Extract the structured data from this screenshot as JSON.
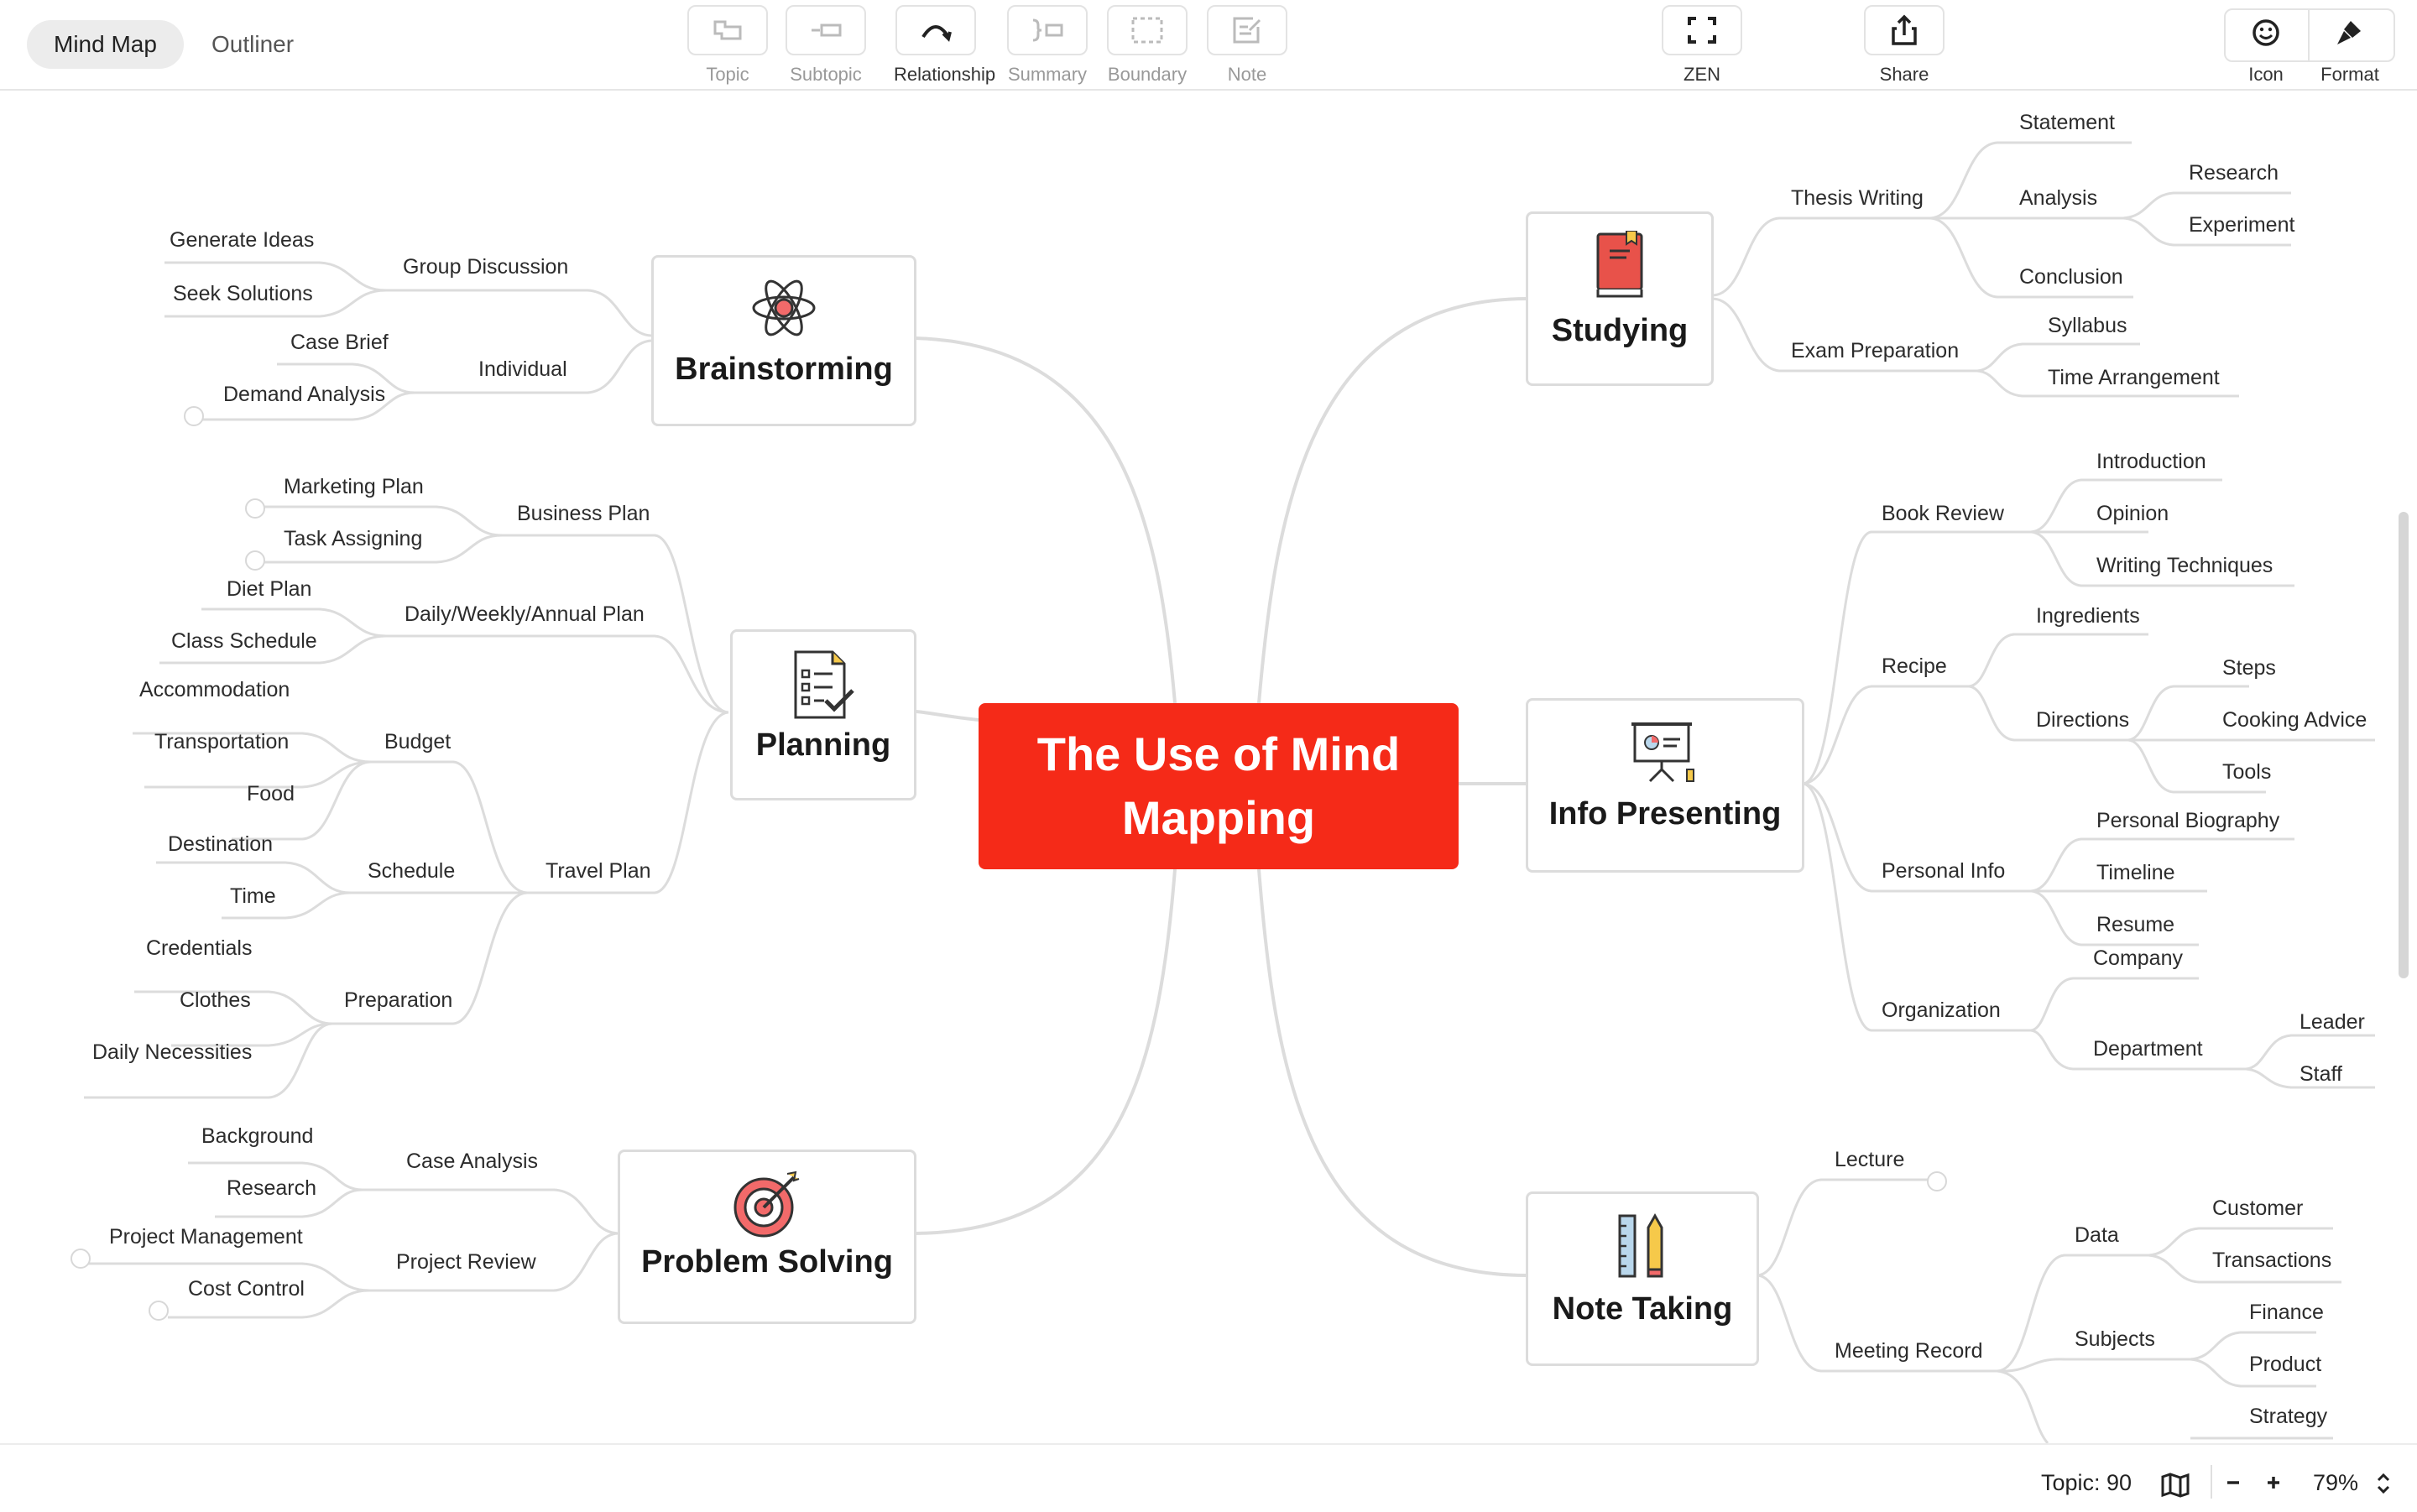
{
  "toolbar": {
    "tabs": [
      {
        "label": "Mind Map",
        "active": true
      },
      {
        "label": "Outliner",
        "active": false
      }
    ],
    "tools": [
      {
        "label": "Topic",
        "icon": "topic-icon",
        "enabled": false
      },
      {
        "label": "Subtopic",
        "icon": "subtopic-icon",
        "enabled": false
      },
      {
        "label": "Relationship",
        "icon": "relationship-icon",
        "enabled": true
      },
      {
        "label": "Summary",
        "icon": "summary-icon",
        "enabled": false
      },
      {
        "label": "Boundary",
        "icon": "boundary-icon",
        "enabled": false
      },
      {
        "label": "Note",
        "icon": "note-icon",
        "enabled": false
      }
    ],
    "zen_label": "ZEN",
    "share_label": "Share",
    "icon_label": "Icon",
    "format_label": "Format"
  },
  "central_topic": "The Use of Mind Mapping",
  "branches": {
    "brainstorming": {
      "label": "Brainstorming",
      "icon": "atom-icon"
    },
    "planning": {
      "label": "Planning",
      "icon": "checklist-icon"
    },
    "problem_solving": {
      "label": "Problem Solving",
      "icon": "target-icon"
    },
    "studying": {
      "label": "Studying",
      "icon": "book-icon"
    },
    "info_presenting": {
      "label": "Info Presenting",
      "icon": "presentation-board-icon"
    },
    "note_taking": {
      "label": "Note Taking",
      "icon": "ruler-pencil-icon"
    }
  },
  "topics": {
    "group_discussion": "Group Discussion",
    "generate_ideas": "Generate Ideas",
    "seek_solutions": "Seek Solutions",
    "individual": "Individual",
    "case_brief": "Case Brief",
    "demand_analysis": "Demand Analysis",
    "business_plan": "Business Plan",
    "marketing_plan": "Marketing Plan",
    "task_assigning": "Task Assigning",
    "daily_plan": "Daily/Weekly/Annual Plan",
    "diet_plan": "Diet Plan",
    "class_schedule": "Class Schedule",
    "travel_plan": "Travel Plan",
    "budget": "Budget",
    "accommodation": "Accommodation",
    "transportation": "Transportation",
    "food": "Food",
    "schedule": "Schedule",
    "destination": "Destination",
    "time": "Time",
    "preparation": "Preparation",
    "credentials": "Credentials",
    "clothes": "Clothes",
    "daily_necessities": "Daily Necessities",
    "case_analysis": "Case Analysis",
    "background": "Background",
    "research_ps": "Research",
    "project_review": "Project Review",
    "project_management": "Project Management",
    "cost_control": "Cost Control",
    "thesis_writing": "Thesis Writing",
    "statement": "Statement",
    "analysis": "Analysis",
    "research": "Research",
    "experiment": "Experiment",
    "conclusion": "Conclusion",
    "exam_preparation": "Exam Preparation",
    "syllabus": "Syllabus",
    "time_arrangement": "Time Arrangement",
    "book_review": "Book Review",
    "introduction": "Introduction",
    "opinion": "Opinion",
    "writing_techniques": "Writing Techniques",
    "recipe": "Recipe",
    "ingredients": "Ingredients",
    "directions": "Directions",
    "steps": "Steps",
    "cooking_advice": "Cooking Advice",
    "tools": "Tools",
    "personal_info": "Personal Info",
    "personal_biography": "Personal Biography",
    "timeline": "Timeline",
    "resume": "Resume",
    "organization": "Organization",
    "company": "Company",
    "department": "Department",
    "leader": "Leader",
    "staff": "Staff",
    "lecture": "Lecture",
    "meeting_record": "Meeting Record",
    "data": "Data",
    "customer": "Customer",
    "transactions": "Transactions",
    "subjects": "Subjects",
    "finance": "Finance",
    "product": "Product",
    "strategy": "Strategy"
  },
  "status": {
    "topic_count": "Topic: 90",
    "zoom": "79%"
  },
  "colors": {
    "central": "#f52a18",
    "link": "#dcdcdc"
  }
}
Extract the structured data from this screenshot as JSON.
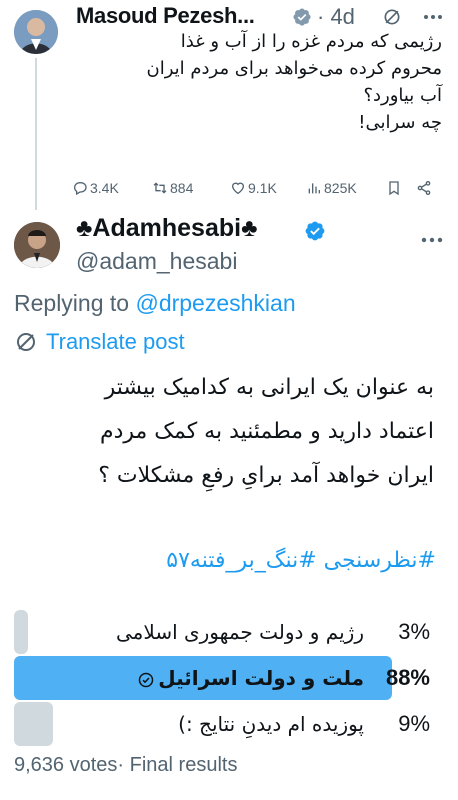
{
  "parent_tweet": {
    "author_name": "Masoud Pezesh...",
    "time": "· 4d",
    "text_lines": [
      "رژیمی که مردم غزه را از آب و غذا",
      "محروم کرده می‌خواهد برای مردم ایران",
      "آب بیاورد؟",
      "چه سرابی!"
    ],
    "actions": {
      "replies": "3.4K",
      "reposts": "884",
      "likes": "9.1K",
      "views": "825K"
    }
  },
  "reply_tweet": {
    "author_name": "♣Adamhesabi♣",
    "handle": "@adam_hesabi",
    "replying_prefix": "Replying to",
    "replying_to": "@drpezeshkian",
    "translate_label": "Translate post",
    "text_lines": [
      "به عنوان یک ایرانی به کدامیک بیشتر",
      "اعتماد دارید و مطمئنید به کمک مردم",
      "ایران خواهد آمد برایِ رفعِ مشکلات ؟"
    ],
    "hashtags": "#نظرسنجی #ننگ_بر_فتنه۵۷"
  },
  "poll": {
    "options": [
      {
        "label": "رژیم و دولت جمهوری اسلامی",
        "percent": "3%",
        "value": 3,
        "winner": false
      },
      {
        "label": "ملت و دولت اسرائیل",
        "percent": "88%",
        "value": 88,
        "winner": true
      },
      {
        "label": "پوزیده ام دیدنِ نتایج :)",
        "percent": "9%",
        "value": 9,
        "winner": false
      }
    ],
    "votes": "9,636 votes",
    "status": "· Final results"
  },
  "colors": {
    "accent": "#1d9bf0",
    "secondary_text": "#536471",
    "poll_winner_bar": "#4fb1f3",
    "poll_bar": "#cfd9de"
  }
}
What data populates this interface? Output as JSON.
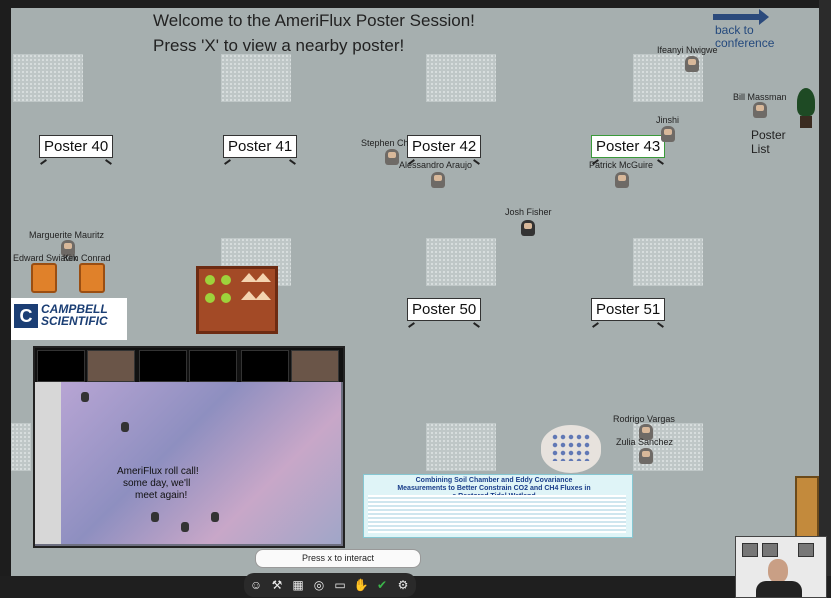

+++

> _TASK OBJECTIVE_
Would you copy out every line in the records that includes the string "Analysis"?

> _SOLUTION TO THIS PROBLEM_
    "demand_analysis": "Demand Analysis",
    "case_analysis": "Case Analysis",
    "analysis": "Analysis",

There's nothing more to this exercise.